The meeting we had almost two weeks ago now was helpful, particularly to those of us trying to understand how our downtown can be improved, and how the ideas we develop in our "ABetterShreveport" network could help.

First, I want to thank Chris Jay and the other folks at Robinson Film Center for letting us use a room for our meeting. After Mike McSwain had to cancel hosting the meeting at his offices, Robinson it turned out to be quite appropriate a place to meet. After all, one of the things we want to do is bring in other attractions to downtown that will compliment Robinson and bring pedestrian traffic to their area, and we want that to happen before it's too late, as it has been for many a failed Texas Street business venture before Robinson Film Center.

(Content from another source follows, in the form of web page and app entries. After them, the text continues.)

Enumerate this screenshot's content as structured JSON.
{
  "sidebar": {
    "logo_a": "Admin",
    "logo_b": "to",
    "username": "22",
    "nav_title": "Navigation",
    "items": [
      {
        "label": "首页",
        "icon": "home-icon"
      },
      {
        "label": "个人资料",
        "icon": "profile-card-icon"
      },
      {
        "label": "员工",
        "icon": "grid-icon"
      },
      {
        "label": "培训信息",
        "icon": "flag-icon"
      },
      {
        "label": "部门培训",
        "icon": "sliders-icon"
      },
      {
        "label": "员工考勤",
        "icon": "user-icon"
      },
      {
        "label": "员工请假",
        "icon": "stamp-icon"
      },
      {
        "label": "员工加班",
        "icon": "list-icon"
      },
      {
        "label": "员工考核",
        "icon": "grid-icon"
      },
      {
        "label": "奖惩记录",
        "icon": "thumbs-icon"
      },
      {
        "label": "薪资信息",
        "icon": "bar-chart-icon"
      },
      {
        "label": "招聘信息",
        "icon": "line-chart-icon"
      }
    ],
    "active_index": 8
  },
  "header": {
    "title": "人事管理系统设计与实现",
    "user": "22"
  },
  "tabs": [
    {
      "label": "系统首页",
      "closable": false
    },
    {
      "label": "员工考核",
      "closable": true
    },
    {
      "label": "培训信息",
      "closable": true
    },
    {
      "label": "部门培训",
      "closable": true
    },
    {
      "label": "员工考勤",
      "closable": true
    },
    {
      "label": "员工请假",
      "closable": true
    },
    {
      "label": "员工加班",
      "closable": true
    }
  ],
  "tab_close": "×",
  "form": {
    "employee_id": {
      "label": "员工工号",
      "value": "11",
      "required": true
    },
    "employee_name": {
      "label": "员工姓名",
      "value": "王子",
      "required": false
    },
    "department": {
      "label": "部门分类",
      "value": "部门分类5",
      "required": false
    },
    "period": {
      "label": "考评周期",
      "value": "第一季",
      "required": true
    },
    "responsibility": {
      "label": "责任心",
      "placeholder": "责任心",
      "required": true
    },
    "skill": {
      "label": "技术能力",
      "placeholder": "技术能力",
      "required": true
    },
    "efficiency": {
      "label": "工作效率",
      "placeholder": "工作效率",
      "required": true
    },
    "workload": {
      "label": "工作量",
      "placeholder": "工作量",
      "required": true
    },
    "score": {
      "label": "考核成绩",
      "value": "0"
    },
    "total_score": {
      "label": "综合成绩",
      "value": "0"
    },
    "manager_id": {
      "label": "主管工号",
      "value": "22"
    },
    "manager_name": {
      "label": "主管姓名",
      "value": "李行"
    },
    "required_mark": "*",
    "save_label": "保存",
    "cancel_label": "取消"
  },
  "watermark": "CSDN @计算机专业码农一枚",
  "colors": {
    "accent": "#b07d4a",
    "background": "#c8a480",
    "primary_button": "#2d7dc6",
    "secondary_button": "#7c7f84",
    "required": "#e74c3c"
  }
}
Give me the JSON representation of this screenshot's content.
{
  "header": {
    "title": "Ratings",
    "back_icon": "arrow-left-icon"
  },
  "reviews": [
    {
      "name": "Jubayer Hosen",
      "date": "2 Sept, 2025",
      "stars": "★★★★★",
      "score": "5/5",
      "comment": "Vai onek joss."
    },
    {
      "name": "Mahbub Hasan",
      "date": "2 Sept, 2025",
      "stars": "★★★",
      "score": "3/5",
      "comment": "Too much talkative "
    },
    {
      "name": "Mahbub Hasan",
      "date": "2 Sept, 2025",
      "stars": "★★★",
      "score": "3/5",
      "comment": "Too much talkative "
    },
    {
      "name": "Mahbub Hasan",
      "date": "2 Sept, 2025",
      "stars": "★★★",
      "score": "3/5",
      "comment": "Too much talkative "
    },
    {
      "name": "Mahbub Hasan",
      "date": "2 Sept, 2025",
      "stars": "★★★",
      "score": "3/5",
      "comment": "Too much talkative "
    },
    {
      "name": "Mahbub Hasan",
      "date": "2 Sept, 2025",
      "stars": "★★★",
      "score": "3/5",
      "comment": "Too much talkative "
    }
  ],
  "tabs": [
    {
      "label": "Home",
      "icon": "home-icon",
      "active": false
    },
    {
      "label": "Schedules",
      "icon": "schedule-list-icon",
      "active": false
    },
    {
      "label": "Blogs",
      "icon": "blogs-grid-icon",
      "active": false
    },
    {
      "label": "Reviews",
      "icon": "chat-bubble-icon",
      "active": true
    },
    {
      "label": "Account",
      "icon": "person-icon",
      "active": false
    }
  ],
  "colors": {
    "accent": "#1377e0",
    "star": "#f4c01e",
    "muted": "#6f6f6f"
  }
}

We organized the meeting to learn what we could from Gregory Kallenberg about what his experience doing development work working for Whole Foods means for getting something like that in Shreveport. One of the things we learned is that stores like WholeFoods are unlikely to come here because our upper income population isn’t big enough. Moreover, such places are even less likely to locate in our downtown, since they tend to establish stores in areas that already have a high number upper income shoppers, as well as a capacity for significant parking. That resonated with what Don Shea, head of our Downtown Development Authority, told me once: that retailers don’t lead, they follow. The shoppers have to be there first, in other words.

That said, a vision of downtown development that would be within our grasp was articulated at our meeting by Stanton Dossett. He described the strategy used by Fort Worth of bringing in local, smaller retailers through incentives and local government leadership. It’s an example of the kind of public-private partnership that can really work. But Stanton and Greg and also pointed out ways in which that partnership can become dysfunctional and taken off course if the participants aren’t “on board” with the vision of what is supposed to happen. From what I understood, a common problem is developers and retailers calculating profit rates and economies of scale that are unrealistic for a given point in a downtown development process.

Some of the other things that were discussed were… [o.k., gonna finish this later. ]